I was 30 years old when I first thought about how I wash my hair. A regular visit to my hairstylist friend, Tricia, sparked my interest. The appointment began with my head in the sink while she washed my hair. What a treat! Does anyone else love this part of the process? Nothing makes me melt like having my hair cleaned by someone who gently massages my scalp with care. They check the temperature, make sure it’s just right, then check in to ask how it feels. The whole experience soothes me. It’s all so thoughtful. As Tricia washed my hair, we got to talking, as we always do, and she mentioned that she could tell a lot about someone’s hair care by their scalp, which sometimes has build-up on the crown. I was shocked, then uncomfortable. I felt vulnerable with my head in her hands, revealing my washing habits. I had no idea how clean my hair and scalp were because I never thought much about my approach. It was then that I realized I hadn’t connected with this part of my body. Of course, I went home and reflected on this conversation.
Through the years spent in survival mode, my nights consisted of “self-medicating,” and my days consisted of creating the illusion that I was “well.” What this meant was, I was presenting myself as best I could as a pulled-together individual, but just on the outside, to fit in socially. At the time, I wasn’t conscious of said survival mode; it just happened. As I heal, hindsight reveals that this was the case.
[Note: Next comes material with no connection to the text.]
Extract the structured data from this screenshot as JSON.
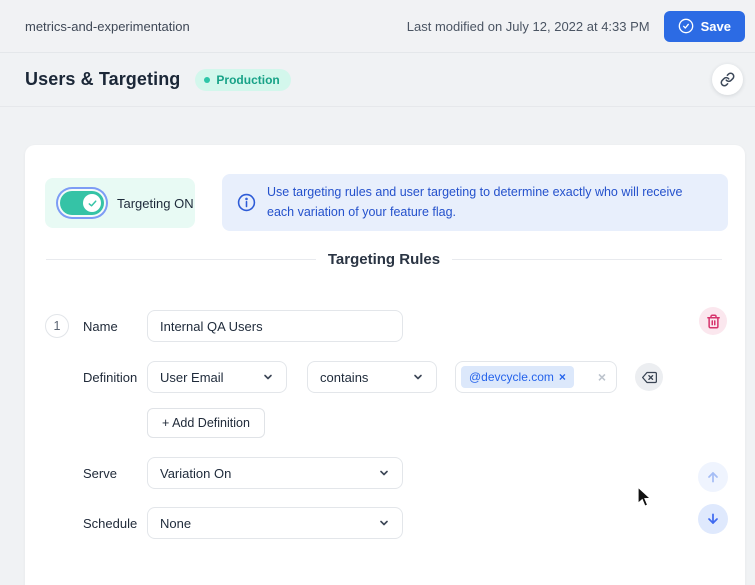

Perhaps I wasn’t fooling anyone besides myself and a few others, but who knows. My experience in survival resulted in a lack of time spent caring for myself. Cleaning, washing, and getting ready was always a rush, surface level, and often for others and for the illusion I was working to create. If my hair appeared to be clean, that was all that mattered.
Now I am not the sterile definition of “clean.” Body odor doesn’t offend me, and I am a highly active individual. I bike everywhere, dance, do yoga, and jog if I’m feeling up to the task. I sweat a lot, and I’m not embarrassed or bothered by a little stink or hair grease. What I am talking about here is taking the time to sit with myself and love on myself. To show me the love I want and deserve. It is not for the approval of others or survival in this world, but rather for the joy it brings me, the pleasure I get to experience, and the longevity of my wellness.
My visit with Tricia awakened a curiosity to explore caring for myself. The self-care exploration began with taking the time to wash my hair. I used my nails to massage my scalp. I rinsed and repeated if necessary, and if I so desired. I rolled the ends of my hair between my palms. I conditioned and got between all the strands. I slowed down enough to discover what my body needs and wants in each moment, and then offer that to myself.
When I slowed down and paid attention to washing my hair, it offered an abundance of benefits and growth, including bringing me into my body and teaching me about myself. For one, it taught me presence. It’s quite easy to skim over what can appear to be a menial task, but when I paid attention, I got to feel the sensations and enjoy self-love. I learned what it felt like to massage each part of my scalp, all of the bumps and curves. I learned the texture of my hair. I discovered what it is my scalp enjoys, and what offers relief. I had been reserving the pleasure of a thorough hair washing for the bi-annual salon visit. While receiving the salon treatment is a delight, I learned that I could offer myself so much goodness in my bathroom. After learning about this avenue of care, it opened me to explore other roads, which has flooded my life with pleasure.
Furthermore, one crucial factor for my transitioning out of survival mode was the ability to feel sensations other than fear, panic, and worry. These new (to me) sensations, helped me to understand my body, which led to trust in myself and safety in my vessel. The better I know myself, the more likely I am to make informed decisions. Washing my hair was an approachable way to learn. It is incredible what a few quiet moments can teach us.
And even more, taking the time for self-love helped me to develop more confidence. When I give myself love for the sake of love, I walk into the world with my head higher, and I seek more quality. Self-love has helped me break rough relationship cycles because I showed myself the kind of love I want and deserve. Yes, through washing my hair (and then some)! The more confidence I grow, the more I explore life and savor my time here.
Caring for myself is not a perfected place of arrival, but a continuous check-in and evolution. Here I have a relationship with myself, which means I am always learning and sometimes failing to show up. There have been setbacks, and there will be more. Each instance of self-care offers data for all future moments. I can refer back to this gathered information as a resource to remind me what it feels like to be tender with myself.
Over time, this newfound attention to washing my hair inspired other self-love forms that I had not yet explored. I began to moisturize my face and body. I started taking the time to sit with myself and massage oils and lotions into my skin. I became attentive to my nails, keeping them clean. It inspired me to hydrate more, wash my face before bed, use face masks, wash between my toes. Eventually, it trickled into how I care for my living space. Much like my hair, I cared for my home when others would see it; however, eventually, I learned to keep a clean and organized home because it brings me joy and pleasure. We deserve pleasure!
Here’s the thing, for years, I created some illusion of cleanliness. I rinsed the top layer of grease from my hair. The self-love that I developed through my time alone in my bathroom as I care for my scalp has grown into a new level of confidence. I walk into the world with love to share, because love is exponential. I give it to myself, and it continues to reproduce. The equation seems simple, and maybe that’s because it is. Not all things are complicated. What ways can we all slow down to give ourselves some care and attention that we’ve always needed, wanted, and desired?